Public sector reforms threatened by poor leadership


Public sector managers have delivered a damming assessment of the quality of their senior management. Two thirds feel that their leadership is so poor that it threatens to derail the government’s public sector reform agenda.

Initiative overload and an obsession with standards, targets and procedures is also undermining imaginative management, according to the survey of 1,900 public sector managers carried out by the Chartered Management Institute (CMI).

‘Leading Change in the Public Sector: Making the Difference’ reveals that only one in three middle and junior managers rate the leadership demonstrated by their most senior management team highly, with the remainder describing it as either low or medium quality.

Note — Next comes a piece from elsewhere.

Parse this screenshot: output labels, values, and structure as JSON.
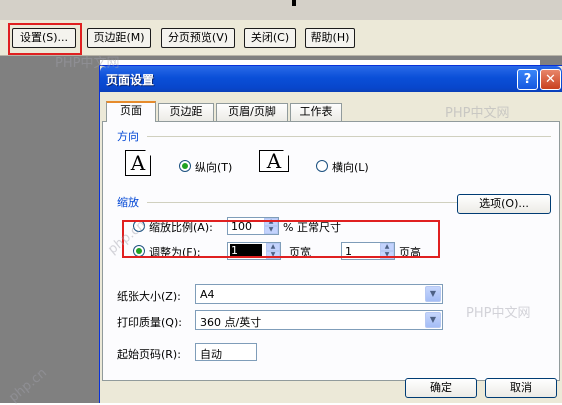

Managers who took part in the survey complained of a ‘blame culture’, where all too often priorities are blurred and targets are the ‘raison d’être’. Leaders need to foster a culture of trust, they said, with increased focus on customers.

And time and again they attacked the current emphasis on standards, targets and procedures as a barrier to imaginative management and leadership.

As one manager said, “we’re not going to get better just by getting better at measuring performance.”

Initiative overload is common: six out of ten managers cite the sheer pressure of work while almost half say insufficient finance and the time-consuming and bureaucratic nature of such initiatives are the key barriers to implementation of public sector reform.

One particular area where public sector leaders have failed to deliver is ‘clarity of vision’. Only one in three of the managers surveyed said that they saw it demonstrated in reality.

“Leadership development is crucial for effective change,” said Mary Chapman, chief executive of the Chartered Management Institute. “What’s more, our research shows that where there is high priority given to leadership development, net employee satisfaction and motivation is up by one quarter over the past three years.

“By contrast, where a low priority is given to leadership development, the overall net change in employee satisfaction is down by one third.”

The survey also found worrying signs that an enduring ‘command culture’ within public sector management continues to undermining efforts to deliver a reform agenda based on more flexible ways of working and thinking. Many procedures are still in place that restrict the freedom of frontline managers to take risks and develop new solutions and few delegate real authority or budgetary control..

As a result, fewer than half of managers surveyed recognise ‘partnership working’ as a necessary public leadership skill, while less than a quarter appreciate the importance of developing ‘political’ skills. A mere one in five felt that ‘innovation’ was important.

But where responsibility is devolved to give managers greater engagement with the local community and the public greater direct involvement in service delivery, those involved reported higher levels of individual enthusiasm and satisfaction from 'making the difference'.

Sir Michael Bichard, Rector of the London Institute and former permanent secretary for the Department for Education, who chaired the research advisory panel, called for those developing policy and targets to listen to the people directly engaged in the provision of services.

“Responsibility for driving up standards should ideally lie closest to those responsible for delivery,” he said. “Solutions should be designed and maintained by the professionals themselves.”